"All I can think about is that I won the Giro and that I'm in the condition of my life. I won this Giro and I'm not dead, and if anything I'm getting stronger and that's where you want to be. So I'm completely optimistic for the rest of the season. I have the luxury of having no pressure as well and nothing to lose. I won the Giro and there's lot of riders who have put everything on the Tour. I think I'm in a good position in that way," Hesjedal told Cyclingnews.
"I don't feel like I have to prove anything. There's no fluke in a three week race. I was completely satisfied with my ride at the Giro and the biggest thing I can take away is the respect from my peers and the previous winners of the race. So for me I don't feel like I have to prove myself or back up the result. But that said, do I want a good Tour? Sure. Do I love the feeling of that now? Sure. I have a new benchmark for myself and we'll see how the future goes but nothing can ever take away from a victory at this level."

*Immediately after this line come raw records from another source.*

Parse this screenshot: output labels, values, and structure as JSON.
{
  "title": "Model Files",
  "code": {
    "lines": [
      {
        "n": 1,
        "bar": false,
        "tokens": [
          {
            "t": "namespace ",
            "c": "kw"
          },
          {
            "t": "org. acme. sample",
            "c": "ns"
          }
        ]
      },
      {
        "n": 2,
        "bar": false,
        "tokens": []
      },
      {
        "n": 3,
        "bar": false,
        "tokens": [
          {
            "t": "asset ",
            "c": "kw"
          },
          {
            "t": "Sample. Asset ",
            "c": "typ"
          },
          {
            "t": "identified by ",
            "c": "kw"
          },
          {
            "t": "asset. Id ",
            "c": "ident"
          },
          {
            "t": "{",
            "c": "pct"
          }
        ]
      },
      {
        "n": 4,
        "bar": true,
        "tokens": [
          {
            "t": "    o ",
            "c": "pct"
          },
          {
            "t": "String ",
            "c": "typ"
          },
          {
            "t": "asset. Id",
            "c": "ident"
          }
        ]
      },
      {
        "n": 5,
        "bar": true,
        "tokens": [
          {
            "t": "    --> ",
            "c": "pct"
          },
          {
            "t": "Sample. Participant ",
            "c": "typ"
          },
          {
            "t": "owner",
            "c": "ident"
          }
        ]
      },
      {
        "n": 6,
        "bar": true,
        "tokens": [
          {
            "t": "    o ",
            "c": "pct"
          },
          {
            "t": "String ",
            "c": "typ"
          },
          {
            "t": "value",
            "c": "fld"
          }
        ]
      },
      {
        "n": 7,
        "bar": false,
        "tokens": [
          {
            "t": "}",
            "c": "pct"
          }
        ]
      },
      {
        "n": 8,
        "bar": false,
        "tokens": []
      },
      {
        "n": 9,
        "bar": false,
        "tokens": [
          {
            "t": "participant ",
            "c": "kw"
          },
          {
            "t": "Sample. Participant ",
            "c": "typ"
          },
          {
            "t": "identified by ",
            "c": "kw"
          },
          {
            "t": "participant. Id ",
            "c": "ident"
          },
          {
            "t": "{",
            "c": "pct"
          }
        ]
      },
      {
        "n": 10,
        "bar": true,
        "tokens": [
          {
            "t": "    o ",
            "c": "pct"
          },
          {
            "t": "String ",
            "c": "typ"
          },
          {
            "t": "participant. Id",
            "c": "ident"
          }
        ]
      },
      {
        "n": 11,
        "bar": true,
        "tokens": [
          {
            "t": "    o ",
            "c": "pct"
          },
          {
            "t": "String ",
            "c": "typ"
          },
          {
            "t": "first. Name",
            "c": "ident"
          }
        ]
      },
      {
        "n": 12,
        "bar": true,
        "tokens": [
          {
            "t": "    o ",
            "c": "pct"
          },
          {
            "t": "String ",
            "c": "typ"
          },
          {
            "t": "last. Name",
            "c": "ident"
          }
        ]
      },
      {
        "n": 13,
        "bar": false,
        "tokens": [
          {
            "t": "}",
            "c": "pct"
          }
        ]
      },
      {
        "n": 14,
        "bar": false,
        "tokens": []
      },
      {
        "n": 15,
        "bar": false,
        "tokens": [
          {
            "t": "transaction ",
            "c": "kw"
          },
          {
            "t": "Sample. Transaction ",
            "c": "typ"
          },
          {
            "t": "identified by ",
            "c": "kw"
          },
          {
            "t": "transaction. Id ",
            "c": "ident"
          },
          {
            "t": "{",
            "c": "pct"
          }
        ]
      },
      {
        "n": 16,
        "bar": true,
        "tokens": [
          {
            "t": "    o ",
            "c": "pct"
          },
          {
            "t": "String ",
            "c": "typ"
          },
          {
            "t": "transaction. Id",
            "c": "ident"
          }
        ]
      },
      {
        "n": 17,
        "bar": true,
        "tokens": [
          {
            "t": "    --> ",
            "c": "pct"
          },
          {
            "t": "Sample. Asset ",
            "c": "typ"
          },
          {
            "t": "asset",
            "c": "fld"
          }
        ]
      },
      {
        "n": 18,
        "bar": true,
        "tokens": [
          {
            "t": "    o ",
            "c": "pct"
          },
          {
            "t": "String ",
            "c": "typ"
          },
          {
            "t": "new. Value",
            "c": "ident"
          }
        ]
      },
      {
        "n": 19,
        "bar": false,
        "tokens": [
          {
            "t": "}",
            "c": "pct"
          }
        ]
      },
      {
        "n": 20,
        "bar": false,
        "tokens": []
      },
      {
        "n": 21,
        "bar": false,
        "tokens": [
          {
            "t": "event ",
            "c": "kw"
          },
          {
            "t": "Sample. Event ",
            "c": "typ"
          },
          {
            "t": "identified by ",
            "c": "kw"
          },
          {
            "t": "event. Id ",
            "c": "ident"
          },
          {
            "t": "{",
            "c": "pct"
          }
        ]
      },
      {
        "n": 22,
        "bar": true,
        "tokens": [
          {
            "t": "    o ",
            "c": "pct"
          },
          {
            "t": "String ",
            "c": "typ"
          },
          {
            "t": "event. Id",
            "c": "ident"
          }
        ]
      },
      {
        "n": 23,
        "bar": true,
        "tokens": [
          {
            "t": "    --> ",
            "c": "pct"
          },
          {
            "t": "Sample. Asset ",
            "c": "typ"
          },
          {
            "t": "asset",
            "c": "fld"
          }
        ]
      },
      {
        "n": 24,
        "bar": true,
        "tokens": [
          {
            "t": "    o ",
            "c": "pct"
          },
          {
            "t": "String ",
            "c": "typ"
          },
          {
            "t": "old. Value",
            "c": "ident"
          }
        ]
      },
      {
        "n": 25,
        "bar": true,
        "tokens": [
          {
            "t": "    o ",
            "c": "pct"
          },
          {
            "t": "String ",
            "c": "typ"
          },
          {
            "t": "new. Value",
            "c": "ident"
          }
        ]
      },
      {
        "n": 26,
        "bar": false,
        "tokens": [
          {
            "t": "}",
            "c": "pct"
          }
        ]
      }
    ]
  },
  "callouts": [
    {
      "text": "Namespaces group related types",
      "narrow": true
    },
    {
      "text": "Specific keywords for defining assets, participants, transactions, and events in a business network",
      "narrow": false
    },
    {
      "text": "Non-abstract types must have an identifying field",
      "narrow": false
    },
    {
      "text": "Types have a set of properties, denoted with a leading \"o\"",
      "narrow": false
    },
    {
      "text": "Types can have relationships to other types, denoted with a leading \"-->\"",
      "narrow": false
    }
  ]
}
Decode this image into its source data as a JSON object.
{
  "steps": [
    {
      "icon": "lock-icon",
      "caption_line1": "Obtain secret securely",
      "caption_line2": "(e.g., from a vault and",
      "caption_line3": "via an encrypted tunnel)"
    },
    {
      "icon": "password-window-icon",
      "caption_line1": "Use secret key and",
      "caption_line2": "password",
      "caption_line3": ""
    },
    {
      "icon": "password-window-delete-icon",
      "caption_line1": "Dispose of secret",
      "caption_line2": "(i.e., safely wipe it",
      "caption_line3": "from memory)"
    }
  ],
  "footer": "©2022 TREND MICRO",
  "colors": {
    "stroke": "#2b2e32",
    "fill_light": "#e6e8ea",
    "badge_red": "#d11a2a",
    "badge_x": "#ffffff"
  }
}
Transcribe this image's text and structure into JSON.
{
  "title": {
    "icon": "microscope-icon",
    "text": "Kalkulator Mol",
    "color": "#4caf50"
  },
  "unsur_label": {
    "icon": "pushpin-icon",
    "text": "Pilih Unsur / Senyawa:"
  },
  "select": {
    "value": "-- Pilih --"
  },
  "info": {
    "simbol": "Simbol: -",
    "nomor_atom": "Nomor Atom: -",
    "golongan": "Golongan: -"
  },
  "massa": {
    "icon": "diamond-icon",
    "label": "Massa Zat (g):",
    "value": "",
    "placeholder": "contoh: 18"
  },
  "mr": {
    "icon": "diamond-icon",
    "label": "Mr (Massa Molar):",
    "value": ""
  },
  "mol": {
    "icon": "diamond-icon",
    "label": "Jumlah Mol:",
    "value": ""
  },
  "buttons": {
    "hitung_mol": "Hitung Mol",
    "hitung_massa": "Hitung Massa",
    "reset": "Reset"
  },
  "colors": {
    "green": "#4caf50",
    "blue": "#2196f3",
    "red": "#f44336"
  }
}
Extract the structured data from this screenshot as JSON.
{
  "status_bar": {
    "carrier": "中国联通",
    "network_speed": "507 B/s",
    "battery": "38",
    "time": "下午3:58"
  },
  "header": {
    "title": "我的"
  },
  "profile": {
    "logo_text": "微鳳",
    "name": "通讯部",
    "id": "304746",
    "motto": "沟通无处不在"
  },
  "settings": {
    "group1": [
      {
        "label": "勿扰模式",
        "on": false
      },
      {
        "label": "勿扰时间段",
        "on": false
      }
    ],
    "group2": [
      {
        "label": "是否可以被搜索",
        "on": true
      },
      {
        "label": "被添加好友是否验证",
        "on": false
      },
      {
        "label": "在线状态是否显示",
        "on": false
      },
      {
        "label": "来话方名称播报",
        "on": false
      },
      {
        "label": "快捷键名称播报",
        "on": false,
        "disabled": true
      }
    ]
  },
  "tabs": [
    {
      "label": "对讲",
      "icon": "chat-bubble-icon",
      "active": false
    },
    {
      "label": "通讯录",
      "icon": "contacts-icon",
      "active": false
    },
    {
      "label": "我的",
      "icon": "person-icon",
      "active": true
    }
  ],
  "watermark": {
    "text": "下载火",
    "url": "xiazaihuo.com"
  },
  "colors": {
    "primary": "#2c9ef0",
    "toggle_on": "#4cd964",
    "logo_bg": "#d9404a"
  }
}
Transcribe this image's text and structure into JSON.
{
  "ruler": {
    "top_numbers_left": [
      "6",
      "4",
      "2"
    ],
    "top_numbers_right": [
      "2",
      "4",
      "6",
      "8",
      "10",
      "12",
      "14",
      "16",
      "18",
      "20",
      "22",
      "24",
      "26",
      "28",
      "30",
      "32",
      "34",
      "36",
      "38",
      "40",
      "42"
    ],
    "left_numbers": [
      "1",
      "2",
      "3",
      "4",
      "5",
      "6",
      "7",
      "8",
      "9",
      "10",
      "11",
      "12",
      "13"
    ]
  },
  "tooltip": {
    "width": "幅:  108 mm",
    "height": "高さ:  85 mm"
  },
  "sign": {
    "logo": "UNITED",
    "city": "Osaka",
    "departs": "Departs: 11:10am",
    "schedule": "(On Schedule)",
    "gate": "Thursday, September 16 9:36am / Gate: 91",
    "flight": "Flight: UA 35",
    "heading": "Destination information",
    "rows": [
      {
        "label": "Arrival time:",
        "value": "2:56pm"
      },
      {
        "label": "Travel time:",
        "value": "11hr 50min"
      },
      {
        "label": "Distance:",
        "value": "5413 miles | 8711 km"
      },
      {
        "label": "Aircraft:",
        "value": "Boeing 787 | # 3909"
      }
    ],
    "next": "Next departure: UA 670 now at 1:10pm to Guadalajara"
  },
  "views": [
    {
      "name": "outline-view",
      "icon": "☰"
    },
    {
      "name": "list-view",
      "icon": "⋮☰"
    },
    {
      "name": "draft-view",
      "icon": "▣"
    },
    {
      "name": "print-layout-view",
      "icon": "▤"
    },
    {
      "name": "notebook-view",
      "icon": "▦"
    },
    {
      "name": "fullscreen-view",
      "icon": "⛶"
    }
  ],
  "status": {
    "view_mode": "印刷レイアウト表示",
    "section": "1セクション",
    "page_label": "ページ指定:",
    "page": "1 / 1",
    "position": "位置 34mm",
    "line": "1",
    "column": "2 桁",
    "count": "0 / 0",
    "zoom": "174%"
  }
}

Hesjedal went into the Giro without placing undue pressure on himself. Before the race, when asked about his aspirations he would shy away from talk of the top ten and top five, and focus on 'doing my best ride possible,' and it's the exact same mantra he'll be bringing to France.
"I'm just thinking about having the best ride possible. I can't control what other riders do but having said that I've won a grand tour and someday I'd like to feel that again."
Garmin is likely to send a balanced team to the Tour with Tyler Farrar afforded at least one dedicated helper for the sprints. Dave Zabriskie, David Millar, Christian Vande Velde and Daniel Martin are likely to occupy four slots, with the team's GC performer from last year, Tom Danielson, a realistic bet for one of the last two places.
With Vande Velde and Danielson for company Hesjedal will ride alongside two riders who, like him, have finished in the Tour's top 10. However he believes the team will ride collectively.
"I'm always there as a team player. It's not my decision. I have what I think is good to me but ultimately it's the team's decision and I'll stand by that 100 per cent."